Do you know making certain changes in your diet can help you fight breast cancer?
This article is about what is healthy for a person suffering from this problem: What’s the proper diet? What to eat to reduce its risk? What food to avoid?
Can diet reduce the risk of Breast Cancer?
Diet plays a very important role in the way our body works. This also includes the development of cancers.
There’s still debate on foods containing estrogenic compounds – soy, red meats and dairy, and whether they contribute to estrogen-positive breast cancer.
Food does not always cure problems, sometimes it even causes them. Similarly, certain food items have cancer-fighting properties as well as causing properties.
If you focus on eating healthy, nutritious foods, it may help reduce your risk of developing (or experiencing a recurrence of) estrogen-positive breast cancer.
Food to eat
No food can prevent breast cancer, but it can help reduce the risk.
Fresh fruits and vegetables
Apples, asparagus, blueberries, broccoli, cauliflower, carrots, grapefruit and tomatoes, to name a few, are very high in vitamins, nutrients and cancer-fighting compounds.
Whole grains, such as whole wheat and oats, provide dietary fibre. Fibre can help you feel fuller after eating, preventing weight gain, which is a contributing factor to cancer growth.
Studies have proven Walnuts are very effective in blocking estrogen receptors. This would slow down the growth of breast cancer cells.
Food to avoid
Avoid eating fatty foods like fried foods and packaged snack foods. It will help manage weight and overall health — and as a result, maybe even breast cancer.
In small or moderate quantities, alcohol — namely red wine — does have some health benefits, such as lowering stress, lowering the risk of heart disease and reducing the risk of Type 2 diabetes.
In large quantities, however, alcohol is directly linked to breast cancer (and other cancers, too).
In all meal plans, it’s recommended that you limit your intakes of red meats, like beef, lamb and pork, and processed meats, like bacon and hot dogs.

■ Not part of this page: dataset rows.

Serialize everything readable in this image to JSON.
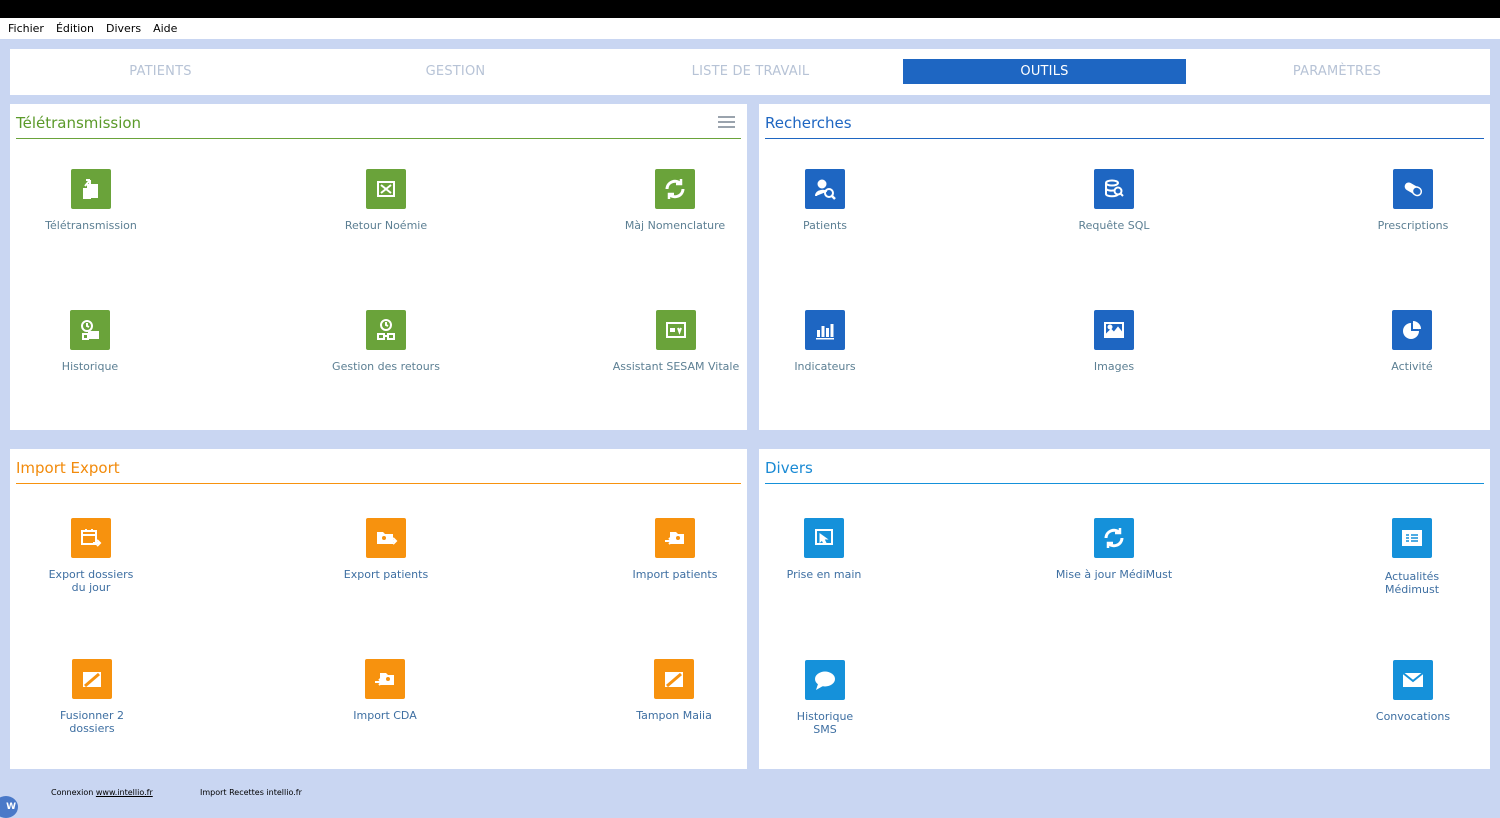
{
  "menu": [
    "Fichier",
    "Édition",
    "Divers",
    "Aide"
  ],
  "tabs": [
    {
      "label": "PATIENTS",
      "active": false
    },
    {
      "label": "GESTION",
      "active": false
    },
    {
      "label": "LISTE DE TRAVAIL",
      "active": false
    },
    {
      "label": "OUTILS",
      "active": true
    },
    {
      "label": "PARAMÈTRES",
      "active": false
    }
  ],
  "colors": {
    "accent": "#1e66c2",
    "teletransmission": "#6aa33a",
    "recherches": "#1e66c2",
    "import_export": "#f7920e",
    "divers": "#1591da",
    "background": "#c9d6f2"
  },
  "panels": {
    "teletransmission": {
      "title": "Télétransmission",
      "items": [
        {
          "label": "Télétransmission",
          "icon": "transfer-files-icon"
        },
        {
          "label": "Retour Noémie",
          "icon": "return-icon"
        },
        {
          "label": "Màj Nomenclature",
          "icon": "refresh-icon"
        },
        {
          "label": "Historique",
          "icon": "history-icon"
        },
        {
          "label": "Gestion des retours",
          "icon": "returns-management-icon"
        },
        {
          "label": "Assistant SESAM Vitale",
          "icon": "card-reader-icon"
        }
      ]
    },
    "recherches": {
      "title": "Recherches",
      "items": [
        {
          "label": "Patients",
          "icon": "user-search-icon"
        },
        {
          "label": "Requête SQL",
          "icon": "database-search-icon"
        },
        {
          "label": "Prescriptions",
          "icon": "pill-icon"
        },
        {
          "label": "Indicateurs",
          "icon": "bar-chart-icon"
        },
        {
          "label": "Images",
          "icon": "image-icon"
        },
        {
          "label": "Activité",
          "icon": "pie-chart-icon"
        }
      ]
    },
    "import_export": {
      "title": "Import Export",
      "items": [
        {
          "label_lines": [
            "Export dossiers",
            "du jour"
          ],
          "icon": "calendar-export-icon"
        },
        {
          "label_lines": [
            "Export patients"
          ],
          "icon": "folder-export-icon"
        },
        {
          "label_lines": [
            "Import patients"
          ],
          "icon": "folder-import-icon"
        },
        {
          "label_lines": [
            "Fusionner 2",
            "dossiers"
          ],
          "icon": "merge-folder-icon"
        },
        {
          "label_lines": [
            "Import CDA"
          ],
          "icon": "folder-import-cda-icon"
        },
        {
          "label_lines": [
            "Tampon Maiia"
          ],
          "icon": "stamp-folder-icon"
        }
      ]
    },
    "divers": {
      "title": "Divers",
      "items": [
        {
          "label_lines": [
            "Prise en main"
          ],
          "icon": "remote-control-icon"
        },
        {
          "label_lines": [
            "Mise à jour MédiMust"
          ],
          "icon": "update-icon"
        },
        {
          "label_lines": [
            "Actualités",
            "Médimust"
          ],
          "icon": "news-icon"
        },
        {
          "label_lines": [
            "Historique",
            "SMS"
          ],
          "icon": "chat-bubble-icon"
        },
        {
          "label_lines": [
            "Convocations"
          ],
          "icon": "envelope-icon"
        }
      ]
    }
  },
  "footer": {
    "connexion_prefix": "Connexion",
    "connexion_link": "www.intellio.fr",
    "import_recettes": "Import Recettes intellio.fr",
    "logo_letter": "W"
  }
}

It is recommended to consume three portions of red meat per week or a total of 12 to 18 ounces or less.